In Gloria Anzaldua’s text, Borderlands: La Frontera, chapter five is entitled, “How to Tame a Wild Tongue.” In it, she deals with the notions of what constituted women over-stepping their bounds in her Mexican upbringing. She discusses her natural inclination to speak and question, and how it was perceived as improper and out of turn. She describes and array of derogatory terms that meant gossip, liar, and big mouth, that she had only ever heard aimed at women. One example of this culturally enforced male/female inequality that she gives is the use of nosotros, a masculine pronoun to mean we, whether the speakers were male or female. It wasn’t until she was older that she heard two women of different origin using the feminine nosotras. She explains: “Chicanas use nosotros whether we’re male or female. We are robbed of our female being by the masculine plural,”-- her conclusion: “Language is a male discourse,” (76).
What I find so striking about Anzaldua’s text is that while it is meant to describe the inequalities rooted in her class-specific, ethno-specific, racially specific experience, it is representative of a more general, gender-based inequality, present in language and communication that transcends all of those categories.
A few weeks ago, in class, we embarked on a mission to identify biological presumptions about men and women the social implications of those presumptions. The discussion was inspired by one of our classmates’ blog posting on about a book called Code Switching: How to Talk so Men Will Listen, in which two Ph.D.’s illuminate their audience about the biological obstacles and deficits that plague communication between men and women. In the interview we watched with one of the authors, she cited patterns of early and high volume language acquisition as proof positive that we, (as women), are biologically destined to tell stories when we are asked a simple question. Additionally, the size and development in different regions of our brains provided “biological proof” that men are more logically and literally driven.
The problem with this argument is that it presumes a direct relationship between biology and its social effects, without accounting for the thousands of years of social roles projected on to the respective sexes. Masculinity and femininity are highly cultural concepts—concepts that have historically called for women to accommodate men. We see this both is the way it is natural for both men and women to use the masculine “we” in Anzaldua’s text, and the premise for the book, Code Switching, is that women need to learn the proper way to approach talking to a man.
I think that this concept of accommodation is also very pronounced in the reportage of many women’s magazines. Their websites have become virtual self-help books, instructing women how to look, act, and especially, speak to men. On the Glamour magazine website, every article receives a series of tags at the end. These tags are designed to help readers find article that would interest them, for example: marriage, dating, beauty, relationships, fashion and style are all tags that appear quite often. One other tag, however, seemed to be present on nearly every article written. It read : “What Men Want.” The simple phrase embodied the over-arching need to please that penetrated each of the articles it touched. Whether hairstyles, first date conversation topics or sex tips were the writings’ main focus, “what men want[ed]” seemed to be their driving force.
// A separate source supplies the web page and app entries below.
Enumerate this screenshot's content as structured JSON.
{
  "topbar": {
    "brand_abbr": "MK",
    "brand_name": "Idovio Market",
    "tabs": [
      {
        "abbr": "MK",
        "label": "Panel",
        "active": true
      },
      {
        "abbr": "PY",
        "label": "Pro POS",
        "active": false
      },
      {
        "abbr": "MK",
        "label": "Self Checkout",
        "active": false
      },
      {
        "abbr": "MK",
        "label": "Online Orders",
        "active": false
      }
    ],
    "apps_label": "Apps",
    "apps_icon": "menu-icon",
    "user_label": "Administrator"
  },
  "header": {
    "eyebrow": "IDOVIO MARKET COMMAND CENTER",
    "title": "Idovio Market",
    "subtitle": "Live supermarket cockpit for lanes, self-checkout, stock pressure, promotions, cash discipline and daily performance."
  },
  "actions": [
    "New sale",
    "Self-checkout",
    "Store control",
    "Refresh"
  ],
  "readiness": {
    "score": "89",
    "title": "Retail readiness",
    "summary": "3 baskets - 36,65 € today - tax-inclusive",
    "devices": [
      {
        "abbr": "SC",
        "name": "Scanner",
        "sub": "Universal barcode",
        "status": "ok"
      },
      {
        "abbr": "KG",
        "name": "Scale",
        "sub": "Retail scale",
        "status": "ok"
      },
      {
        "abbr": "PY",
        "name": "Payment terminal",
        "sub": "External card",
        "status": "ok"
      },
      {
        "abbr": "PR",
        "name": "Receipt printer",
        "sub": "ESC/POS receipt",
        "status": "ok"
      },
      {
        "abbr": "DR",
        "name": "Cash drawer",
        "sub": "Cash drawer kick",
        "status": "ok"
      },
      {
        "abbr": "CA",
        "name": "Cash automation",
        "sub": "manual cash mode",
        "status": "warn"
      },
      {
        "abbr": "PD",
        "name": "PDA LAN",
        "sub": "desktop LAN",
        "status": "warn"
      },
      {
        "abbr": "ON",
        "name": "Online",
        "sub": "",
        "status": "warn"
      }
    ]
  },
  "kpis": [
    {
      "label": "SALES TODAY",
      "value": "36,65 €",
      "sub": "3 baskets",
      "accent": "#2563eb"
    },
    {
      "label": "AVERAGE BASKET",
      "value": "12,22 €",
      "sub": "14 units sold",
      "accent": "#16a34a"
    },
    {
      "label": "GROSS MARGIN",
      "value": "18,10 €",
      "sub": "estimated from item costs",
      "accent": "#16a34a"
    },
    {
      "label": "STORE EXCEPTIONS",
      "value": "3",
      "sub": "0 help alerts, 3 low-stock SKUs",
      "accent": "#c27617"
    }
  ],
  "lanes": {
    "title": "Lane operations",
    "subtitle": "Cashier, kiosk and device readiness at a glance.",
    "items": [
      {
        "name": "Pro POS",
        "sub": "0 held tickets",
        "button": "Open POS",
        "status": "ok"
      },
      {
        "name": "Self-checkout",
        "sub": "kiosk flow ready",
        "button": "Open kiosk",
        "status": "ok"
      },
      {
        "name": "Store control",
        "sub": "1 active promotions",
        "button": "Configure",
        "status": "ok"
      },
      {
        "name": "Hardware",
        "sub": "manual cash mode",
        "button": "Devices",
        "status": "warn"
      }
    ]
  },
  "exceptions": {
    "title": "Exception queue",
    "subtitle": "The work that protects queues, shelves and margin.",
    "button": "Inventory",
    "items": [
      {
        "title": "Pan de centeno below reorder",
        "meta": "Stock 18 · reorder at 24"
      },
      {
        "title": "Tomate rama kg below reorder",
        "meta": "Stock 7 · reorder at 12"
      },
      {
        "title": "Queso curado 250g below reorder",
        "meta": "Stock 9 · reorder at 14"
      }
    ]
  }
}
Scrolling down the list of articles that received this tag, it became clear that popular media outlets continue to perpetuate the ideology of accommodation as a one way street from female to male.
Some of these informative articles are, “What Men Want: 13 Reasons He’s Psyched that You’re His Girlfriend” In it, the author cites getting to eat of his girlfriends plate at restaurants and the validation that being lazy and watching a movie is investing time in their relationships as two of the greatest merits of female companionship. Other favorite titles from the “What Men Want” tag include, “6 Really Unattractive Things That Women Do When They’ve Had Little Too Much To Drink” and “Hooking Up: Turns out Men Think About Food and Sleep Just as Much As Sex.”
Below, I’ve included one that speaks especially to the communicative inequalities I’ve been discussing in this post. It is titled “How to get a Guy: Talk about Technology.” This article recounts a Glamour writers experience in a bar getting guys to like her by talking about her ipad. She claims they told her usually girls only talk about superficial things, but she sounded smart. Enjoy!